ASSIGNED TASK
Across the entries that follow, tally every line holding the word "screenshot" and reply with the count alone.

● ● ●

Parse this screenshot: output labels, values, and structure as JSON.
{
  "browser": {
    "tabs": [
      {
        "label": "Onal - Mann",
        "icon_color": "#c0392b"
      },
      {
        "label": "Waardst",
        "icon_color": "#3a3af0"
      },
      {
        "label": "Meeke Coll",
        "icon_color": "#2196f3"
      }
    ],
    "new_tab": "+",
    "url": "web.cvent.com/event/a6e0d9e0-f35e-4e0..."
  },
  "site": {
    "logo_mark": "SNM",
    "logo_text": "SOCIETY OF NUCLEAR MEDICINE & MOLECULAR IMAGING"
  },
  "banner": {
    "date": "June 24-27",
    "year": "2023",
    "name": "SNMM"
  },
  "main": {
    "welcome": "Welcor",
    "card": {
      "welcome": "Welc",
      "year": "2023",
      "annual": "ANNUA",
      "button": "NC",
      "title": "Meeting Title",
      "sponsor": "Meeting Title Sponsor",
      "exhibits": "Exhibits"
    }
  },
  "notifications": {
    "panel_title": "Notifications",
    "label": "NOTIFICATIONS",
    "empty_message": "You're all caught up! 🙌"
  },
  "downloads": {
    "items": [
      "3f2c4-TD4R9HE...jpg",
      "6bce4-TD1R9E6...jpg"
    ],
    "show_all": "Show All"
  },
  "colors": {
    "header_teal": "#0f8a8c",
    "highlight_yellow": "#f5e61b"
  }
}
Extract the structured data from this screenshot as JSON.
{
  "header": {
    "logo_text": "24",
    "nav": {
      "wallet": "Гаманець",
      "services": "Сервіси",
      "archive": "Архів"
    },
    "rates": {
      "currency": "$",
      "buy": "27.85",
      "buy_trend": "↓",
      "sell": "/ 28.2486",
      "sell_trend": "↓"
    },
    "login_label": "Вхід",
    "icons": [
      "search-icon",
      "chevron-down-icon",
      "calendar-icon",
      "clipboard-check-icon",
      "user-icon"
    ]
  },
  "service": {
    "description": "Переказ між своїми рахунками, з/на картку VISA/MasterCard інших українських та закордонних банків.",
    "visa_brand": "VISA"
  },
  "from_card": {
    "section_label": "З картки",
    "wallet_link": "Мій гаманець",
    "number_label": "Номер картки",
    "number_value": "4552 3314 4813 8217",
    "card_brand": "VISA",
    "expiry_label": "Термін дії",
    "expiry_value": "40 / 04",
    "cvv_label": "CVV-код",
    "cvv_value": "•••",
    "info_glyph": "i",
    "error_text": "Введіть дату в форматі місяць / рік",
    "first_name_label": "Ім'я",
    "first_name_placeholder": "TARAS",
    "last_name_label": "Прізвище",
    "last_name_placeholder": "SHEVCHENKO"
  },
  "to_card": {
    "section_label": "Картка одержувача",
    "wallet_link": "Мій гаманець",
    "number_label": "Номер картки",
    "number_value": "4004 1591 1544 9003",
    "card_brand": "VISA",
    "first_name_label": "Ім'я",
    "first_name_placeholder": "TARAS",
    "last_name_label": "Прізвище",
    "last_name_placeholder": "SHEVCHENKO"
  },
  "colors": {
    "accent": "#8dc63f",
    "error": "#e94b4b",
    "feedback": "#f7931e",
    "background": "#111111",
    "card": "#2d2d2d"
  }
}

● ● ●

ANSWER BOX
2